After 14 years of deploying together in support of peacekeeping missions, the ultimate goal of the German and American partnership is to reinforce the ability to interoperate, said Lt. Col. Gerhard Kerfin, 21st TSC’s German liaison officer.
The range partnership is billed as an opportunity to provide international cooperation and as a chance for both armies to improve relations.
“There’s a feeling of being united after training together. We watched each other, and it brought more understanding to everyone involved,” said Pfc. Joshua Bentzel, 21st TSC intelligence analyst. “I really feel like we’re doing a good job together.”
German Sgt. Mario Wlost explained how the Soldiers needed to make immediate adjustments to their unfamiliar surroundings and new weapons.
“Most U.S. Soldiers have never seen these German weapons before and it’s difficult to have proficiency in a weapon you’ve held for 15 minutes,” said Sergeant. Wlost.
Naturally, Germans encounter the same problem with the American weapons, he said.
In order to qualify, Soldiers needed to perform proficiently in each mandatory range. Each weapon and its individual range held different qualification requirements.
U.S. Soldiers fired the German G-36 assault rifle, P-22 pistol and the MG-3 machine gun. The Germans fired the M-16 assault rifle and the M-9 Beretta.

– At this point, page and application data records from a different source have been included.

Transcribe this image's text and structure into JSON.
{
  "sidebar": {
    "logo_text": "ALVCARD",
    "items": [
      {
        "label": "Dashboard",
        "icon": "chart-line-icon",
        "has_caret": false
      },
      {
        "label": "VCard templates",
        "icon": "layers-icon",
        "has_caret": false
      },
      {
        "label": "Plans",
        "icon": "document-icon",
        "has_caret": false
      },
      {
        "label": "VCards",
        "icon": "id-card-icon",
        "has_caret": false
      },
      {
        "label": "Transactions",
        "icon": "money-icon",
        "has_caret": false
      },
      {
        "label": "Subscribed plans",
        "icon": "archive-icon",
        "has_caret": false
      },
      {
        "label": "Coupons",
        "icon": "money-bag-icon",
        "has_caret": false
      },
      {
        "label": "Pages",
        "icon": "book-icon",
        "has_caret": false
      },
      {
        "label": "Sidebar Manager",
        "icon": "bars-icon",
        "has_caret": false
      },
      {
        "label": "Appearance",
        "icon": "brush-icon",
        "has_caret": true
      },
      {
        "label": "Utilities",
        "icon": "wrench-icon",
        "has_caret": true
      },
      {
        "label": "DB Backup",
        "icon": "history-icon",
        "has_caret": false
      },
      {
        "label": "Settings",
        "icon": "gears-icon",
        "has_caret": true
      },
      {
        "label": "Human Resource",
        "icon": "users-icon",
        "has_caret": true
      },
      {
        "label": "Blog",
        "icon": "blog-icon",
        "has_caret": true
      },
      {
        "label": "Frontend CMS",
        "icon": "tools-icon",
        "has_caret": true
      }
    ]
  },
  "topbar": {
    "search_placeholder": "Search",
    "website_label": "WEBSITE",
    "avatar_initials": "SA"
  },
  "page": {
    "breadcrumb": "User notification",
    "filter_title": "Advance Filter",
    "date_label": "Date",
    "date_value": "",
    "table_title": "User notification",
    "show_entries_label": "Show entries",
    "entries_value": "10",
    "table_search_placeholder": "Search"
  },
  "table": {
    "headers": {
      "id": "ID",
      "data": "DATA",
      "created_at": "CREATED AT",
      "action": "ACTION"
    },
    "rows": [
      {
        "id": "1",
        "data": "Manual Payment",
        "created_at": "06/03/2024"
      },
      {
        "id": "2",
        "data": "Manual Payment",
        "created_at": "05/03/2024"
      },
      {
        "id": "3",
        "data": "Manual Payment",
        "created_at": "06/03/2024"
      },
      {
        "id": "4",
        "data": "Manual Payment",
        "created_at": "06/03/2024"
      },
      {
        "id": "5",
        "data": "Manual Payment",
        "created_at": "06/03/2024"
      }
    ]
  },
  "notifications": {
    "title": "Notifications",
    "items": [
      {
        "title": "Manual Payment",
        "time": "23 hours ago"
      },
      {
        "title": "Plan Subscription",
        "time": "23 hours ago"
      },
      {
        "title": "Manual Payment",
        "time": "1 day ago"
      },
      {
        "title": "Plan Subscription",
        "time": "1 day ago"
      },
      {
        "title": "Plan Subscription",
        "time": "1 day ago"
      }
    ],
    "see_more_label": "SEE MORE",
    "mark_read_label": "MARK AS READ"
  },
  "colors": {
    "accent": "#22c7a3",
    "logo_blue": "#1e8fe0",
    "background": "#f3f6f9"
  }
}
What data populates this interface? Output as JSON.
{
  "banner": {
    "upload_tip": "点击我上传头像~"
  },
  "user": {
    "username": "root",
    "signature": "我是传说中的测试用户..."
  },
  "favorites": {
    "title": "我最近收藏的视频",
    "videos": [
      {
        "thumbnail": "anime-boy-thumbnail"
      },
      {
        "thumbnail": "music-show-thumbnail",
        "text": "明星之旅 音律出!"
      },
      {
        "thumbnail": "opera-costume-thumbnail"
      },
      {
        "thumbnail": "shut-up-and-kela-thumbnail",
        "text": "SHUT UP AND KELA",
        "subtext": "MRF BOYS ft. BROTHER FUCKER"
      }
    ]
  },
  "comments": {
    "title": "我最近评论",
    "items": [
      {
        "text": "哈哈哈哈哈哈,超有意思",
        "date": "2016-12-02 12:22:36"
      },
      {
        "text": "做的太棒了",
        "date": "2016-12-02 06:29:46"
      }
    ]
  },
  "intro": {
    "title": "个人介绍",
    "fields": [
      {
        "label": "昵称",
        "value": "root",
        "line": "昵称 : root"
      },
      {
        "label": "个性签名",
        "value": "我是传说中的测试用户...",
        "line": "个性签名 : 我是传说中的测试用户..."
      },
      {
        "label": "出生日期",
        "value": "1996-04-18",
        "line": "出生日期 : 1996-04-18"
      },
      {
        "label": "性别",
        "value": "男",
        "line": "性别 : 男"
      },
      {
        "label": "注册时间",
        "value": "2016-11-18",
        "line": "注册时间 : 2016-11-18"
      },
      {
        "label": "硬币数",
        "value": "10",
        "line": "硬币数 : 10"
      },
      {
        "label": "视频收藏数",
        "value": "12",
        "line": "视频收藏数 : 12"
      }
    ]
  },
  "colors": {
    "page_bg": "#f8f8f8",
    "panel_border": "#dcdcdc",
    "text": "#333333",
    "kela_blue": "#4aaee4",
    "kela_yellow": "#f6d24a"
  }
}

German qualifiers received U.S. Army medals at the Marksman, Sharpshooter or Expert levels. While American qualifiers received the German marksman badge — the “Schuetzenschnur,” which means gunner’s rope — in bronze, silver or gold.
“The rope looks great on our Class A’s,” said Private 1st Class Bentzel. “It’s something you can’t get anywhere else but Germany, and I can wear it on my uniform for the rest of my life.”